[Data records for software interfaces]

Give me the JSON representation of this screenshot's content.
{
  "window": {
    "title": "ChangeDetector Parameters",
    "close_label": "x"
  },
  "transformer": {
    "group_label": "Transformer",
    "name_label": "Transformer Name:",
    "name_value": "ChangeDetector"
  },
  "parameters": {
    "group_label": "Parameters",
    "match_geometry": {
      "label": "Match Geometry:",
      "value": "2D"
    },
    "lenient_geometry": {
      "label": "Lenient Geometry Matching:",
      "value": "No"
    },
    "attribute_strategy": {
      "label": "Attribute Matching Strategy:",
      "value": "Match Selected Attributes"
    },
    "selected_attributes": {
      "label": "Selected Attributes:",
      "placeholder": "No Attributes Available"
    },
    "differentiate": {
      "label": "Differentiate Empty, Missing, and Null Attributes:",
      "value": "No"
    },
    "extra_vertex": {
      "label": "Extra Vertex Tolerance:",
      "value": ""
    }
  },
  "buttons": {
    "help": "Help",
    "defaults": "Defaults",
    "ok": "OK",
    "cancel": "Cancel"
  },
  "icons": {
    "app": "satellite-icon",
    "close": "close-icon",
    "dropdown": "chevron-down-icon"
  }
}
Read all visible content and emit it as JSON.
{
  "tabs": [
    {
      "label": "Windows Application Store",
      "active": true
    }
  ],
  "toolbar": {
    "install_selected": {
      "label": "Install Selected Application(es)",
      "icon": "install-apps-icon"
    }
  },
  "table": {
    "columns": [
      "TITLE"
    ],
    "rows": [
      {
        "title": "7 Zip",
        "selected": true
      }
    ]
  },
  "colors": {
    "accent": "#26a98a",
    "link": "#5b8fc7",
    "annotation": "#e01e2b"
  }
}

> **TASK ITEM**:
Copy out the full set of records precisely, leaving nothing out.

> **SOLUTION**:
Give me the JSON representation of this screenshot's content.
{
  "window": {
    "title": "ChangeDetector Parameters",
    "close_label": "x"
  },
  "transformer": {
    "group_label": "Transformer",
    "name_label": "Transformer Name:",
    "name_value": "ChangeDetector"
  },
  "parameters": {
    "group_label": "Parameters",
    "match_geometry": {
      "label": "Match Geometry:",
      "value": "2D"
    },
    "lenient_geometry": {
      "label": "Lenient Geometry Matching:",
      "value": "No"
    },
    "attribute_strategy": {
      "label": "Attribute Matching Strategy:",
      "value": "Match Selected Attributes"
    },
    "selected_attributes": {
      "label": "Selected Attributes:",
      "placeholder": "No Attributes Available"
    },
    "differentiate": {
      "label": "Differentiate Empty, Missing, and Null Attributes:",
      "value": "No"
    },
    "extra_vertex": {
      "label": "Extra Vertex Tolerance:",
      "value": ""
    }
  },
  "buttons": {
    "help": "Help",
    "defaults": "Defaults",
    "ok": "OK",
    "cancel": "Cancel"
  },
  "icons": {
    "app": "satellite-icon",
    "close": "close-icon",
    "dropdown": "chevron-down-icon"
  }
}
Read all visible content and emit it as JSON.
{
  "tabs": [
    {
      "label": "Windows Application Store",
      "active": true
    }
  ],
  "toolbar": {
    "install_selected": {
      "label": "Install Selected Application(es)",
      "icon": "install-apps-icon"
    }
  },
  "table": {
    "columns": [
      "TITLE"
    ],
    "rows": [
      {
        "title": "7 Zip",
        "selected": true
      }
    ]
  },
  "colors": {
    "accent": "#26a98a",
    "link": "#5b8fc7",
    "annotation": "#e01e2b"
  }
}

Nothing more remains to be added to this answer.